___ Data listing
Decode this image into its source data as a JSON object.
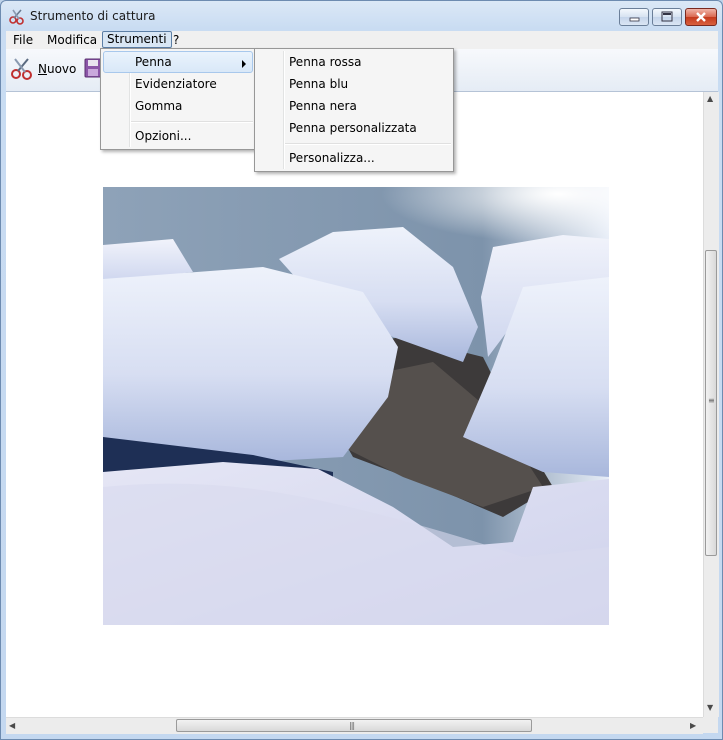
{
  "window": {
    "title": "Strumento di cattura"
  },
  "menubar": {
    "items": [
      {
        "label": "File"
      },
      {
        "label": "Modifica"
      },
      {
        "label": "Strumenti"
      },
      {
        "label": "?"
      }
    ],
    "open_item": "Strumenti"
  },
  "toolbar": {
    "new_label": "Nuovo",
    "new_mnemonic": "N",
    "new_rest": "uovo"
  },
  "tools_menu": {
    "items": [
      {
        "label": "Penna",
        "has_submenu": true
      },
      {
        "label": "Evidenziatore"
      },
      {
        "label": "Gomma"
      },
      {
        "label": "Opzioni..."
      }
    ],
    "highlighted": "Penna"
  },
  "pen_submenu": {
    "items": [
      {
        "label": "Penna rossa"
      },
      {
        "label": "Penna blu"
      },
      {
        "label": "Penna nera"
      },
      {
        "label": "Penna personalizzata"
      },
      {
        "label": "Personalizza..."
      }
    ]
  },
  "icons": {
    "app": "scissors-icon",
    "new": "scissors-icon",
    "save": "floppy-disk-icon",
    "minimize": "minimize-icon",
    "maximize": "maximize-icon",
    "close": "close-icon"
  },
  "colors": {
    "highlight": "#d9e8f8",
    "close_button": "#c4391c"
  }
}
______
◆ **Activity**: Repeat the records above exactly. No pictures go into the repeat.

◆ **Exercise output**:
Decode this image into its source data as a JSON object.
{
  "window": {
    "title": "Strumento di cattura"
  },
  "menubar": {
    "items": [
      {
        "label": "File"
      },
      {
        "label": "Modifica"
      },
      {
        "label": "Strumenti"
      },
      {
        "label": "?"
      }
    ],
    "open_item": "Strumenti"
  },
  "toolbar": {
    "new_label": "Nuovo",
    "new_mnemonic": "N",
    "new_rest": "uovo"
  },
  "tools_menu": {
    "items": [
      {
        "label": "Penna",
        "has_submenu": true
      },
      {
        "label": "Evidenziatore"
      },
      {
        "label": "Gomma"
      },
      {
        "label": "Opzioni..."
      }
    ],
    "highlighted": "Penna"
  },
  "pen_submenu": {
    "items": [
      {
        "label": "Penna rossa"
      },
      {
        "label": "Penna blu"
      },
      {
        "label": "Penna nera"
      },
      {
        "label": "Penna personalizzata"
      },
      {
        "label": "Personalizza..."
      }
    ]
  },
  "icons": {
    "app": "scissors-icon",
    "new": "scissors-icon",
    "save": "floppy-disk-icon",
    "minimize": "minimize-icon",
    "maximize": "maximize-icon",
    "close": "close-icon"
  },
  "colors": {
    "highlight": "#d9e8f8",
    "close_button": "#c4391c"
  }
}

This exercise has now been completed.